Coming rip-roaring out of obscurity and into the forefront of modern rock, central Pennsylvania four piece The Twindows aren’t afraid to push the envelope and cut lose on their debut record, Valkyrie 2.0, release this last March to the wide spread approval of critics and fans. Rooted in classic riffage and guttural DIY attitudes, Twindows give you the impression that don’t really care who you are or what your story is, they just want to make unpretentious, unfiltered guitar rock, and they accomplish just that on this album.
The Twindows got their start in a Williamsburg, Pennsylvania punk commune but soon expanded into playing shows in the Philadelphia market. Their first official album, Valkyrie 2.0 was preceded by 2016’s Super Demo, a Meet the Beatles sort of introduction to Twindows’ east coast brand of grunge. They don’t attempt to reinvent the Seattle sound like a lot of bands that followed the early 90s explosion of alternative rock, instead there are a variety of modern influences incorporated into the band’s sound.
Lead singer and guitarist Aster Grimm has an e
pic vibrato in her range that is equal parts Jello Biafra as it is Carrie Akre or Mia Zapata. The shifts in tempo between tracks like the defiant album opener “Like My Music,” and “Dig Tree” exhibit great maturity in the group’s songwriting as well. For a prime example, look no further than the ambitious “Ska Death (Ska Death Lounge Death Ska),” which as its name implies, incorporates three complicated genres and their time signatures into a single anthem, making for perhaps the highest point on the entire album. Anyone who’s looking for another Smashing Pumpkins knockoff will be sorely disappointed in the content found on Valkyrie 2.0 and its marvelous originality. After all, it is the greatest bands that are the ones who can give us all the familiar flavors that we love but still continue to evolve, isn’t it?
The Twindows are definitely making a statement with their debut album, and it goes beyond the cutting rebellion in “Pulp.” Perhaps it is that the true spirit of raw amplifier destruction, embodied in classic Seattle albums like Houdini and Facelift, is not dead nor being revived, but being reborn on the opposite coastline in 2018. We could choose debate over artistic origins and the tree of influences (that will always inevitably end in a fight over whose scene is the “purist”), get into the aesthetics of contemporary punk rock in a new age of resistance, compare them against the ethics of various artists from past to present and what they may or may not have done were they to have been placed in this particular timeline. Or we could embrace the more refined message in Valkyrie 2.0, which I interpret to be simple; the scene culture and the posers who uphold it be damned, here’s 45 minutes of sonic anarchy that rebels against you. That, my friends, is not only the very definition of punk rock, it’s the foundation of true art.

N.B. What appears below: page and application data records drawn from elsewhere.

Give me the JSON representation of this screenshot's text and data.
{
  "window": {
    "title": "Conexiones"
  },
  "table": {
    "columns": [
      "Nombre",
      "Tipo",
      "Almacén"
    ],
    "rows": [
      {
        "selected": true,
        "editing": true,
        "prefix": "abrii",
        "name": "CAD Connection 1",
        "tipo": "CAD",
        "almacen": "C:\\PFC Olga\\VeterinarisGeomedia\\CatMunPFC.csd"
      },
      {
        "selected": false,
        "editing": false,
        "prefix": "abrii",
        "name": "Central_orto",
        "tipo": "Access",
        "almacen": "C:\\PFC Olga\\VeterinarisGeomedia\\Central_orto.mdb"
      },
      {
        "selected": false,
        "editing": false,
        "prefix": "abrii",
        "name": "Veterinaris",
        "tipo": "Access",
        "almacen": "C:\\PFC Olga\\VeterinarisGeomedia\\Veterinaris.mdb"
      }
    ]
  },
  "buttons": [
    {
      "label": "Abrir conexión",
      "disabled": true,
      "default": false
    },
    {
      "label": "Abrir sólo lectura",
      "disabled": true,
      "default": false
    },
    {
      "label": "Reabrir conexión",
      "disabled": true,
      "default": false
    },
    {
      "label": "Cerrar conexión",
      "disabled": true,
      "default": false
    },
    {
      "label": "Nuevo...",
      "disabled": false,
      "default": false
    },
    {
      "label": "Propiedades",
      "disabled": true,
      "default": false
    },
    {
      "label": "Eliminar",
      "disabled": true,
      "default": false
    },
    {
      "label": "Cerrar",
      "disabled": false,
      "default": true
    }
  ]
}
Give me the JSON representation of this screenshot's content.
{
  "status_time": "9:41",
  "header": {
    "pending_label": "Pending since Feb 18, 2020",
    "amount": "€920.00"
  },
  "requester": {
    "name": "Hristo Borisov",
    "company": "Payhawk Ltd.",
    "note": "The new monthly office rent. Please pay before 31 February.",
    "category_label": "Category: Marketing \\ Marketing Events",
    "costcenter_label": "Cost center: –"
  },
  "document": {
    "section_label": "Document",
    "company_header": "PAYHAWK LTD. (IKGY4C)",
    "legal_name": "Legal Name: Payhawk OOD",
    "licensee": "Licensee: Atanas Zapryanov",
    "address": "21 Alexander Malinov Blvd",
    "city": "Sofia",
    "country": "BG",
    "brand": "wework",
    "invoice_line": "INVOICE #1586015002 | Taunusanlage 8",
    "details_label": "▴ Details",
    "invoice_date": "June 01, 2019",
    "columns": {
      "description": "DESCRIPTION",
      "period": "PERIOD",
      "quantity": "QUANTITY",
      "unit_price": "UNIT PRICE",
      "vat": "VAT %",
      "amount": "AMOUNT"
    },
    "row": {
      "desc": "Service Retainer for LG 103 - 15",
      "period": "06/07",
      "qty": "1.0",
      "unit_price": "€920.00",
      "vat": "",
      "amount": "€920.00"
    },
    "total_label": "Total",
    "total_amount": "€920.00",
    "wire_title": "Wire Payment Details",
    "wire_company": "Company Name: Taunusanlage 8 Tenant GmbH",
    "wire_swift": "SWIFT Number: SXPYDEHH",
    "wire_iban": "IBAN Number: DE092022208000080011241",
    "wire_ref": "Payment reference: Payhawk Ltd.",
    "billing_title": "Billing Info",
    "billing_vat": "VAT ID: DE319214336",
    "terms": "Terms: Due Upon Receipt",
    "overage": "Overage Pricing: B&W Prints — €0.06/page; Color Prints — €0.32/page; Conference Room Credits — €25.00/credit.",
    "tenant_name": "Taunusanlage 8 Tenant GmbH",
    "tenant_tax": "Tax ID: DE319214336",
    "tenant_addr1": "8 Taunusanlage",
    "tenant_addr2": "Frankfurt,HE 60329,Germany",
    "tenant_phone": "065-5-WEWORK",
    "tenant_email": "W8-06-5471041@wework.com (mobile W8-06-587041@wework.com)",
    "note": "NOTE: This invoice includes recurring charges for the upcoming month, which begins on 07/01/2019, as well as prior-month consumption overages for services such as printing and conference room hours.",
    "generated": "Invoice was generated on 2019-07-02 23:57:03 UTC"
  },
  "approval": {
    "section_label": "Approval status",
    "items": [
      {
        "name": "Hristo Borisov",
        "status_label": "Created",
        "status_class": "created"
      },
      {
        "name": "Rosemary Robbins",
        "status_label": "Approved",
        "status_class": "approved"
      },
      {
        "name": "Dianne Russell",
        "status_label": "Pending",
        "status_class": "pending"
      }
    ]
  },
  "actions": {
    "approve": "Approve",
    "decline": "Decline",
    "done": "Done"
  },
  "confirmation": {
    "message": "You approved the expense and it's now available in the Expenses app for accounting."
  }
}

For more information on The Twindows and they’re incredible debut album Valkyrie 2.0, visit them online at their official website (http://thetwindows.com/),
Facebook page (facebook.com/thetwindowsmusic/) and YouTube channel.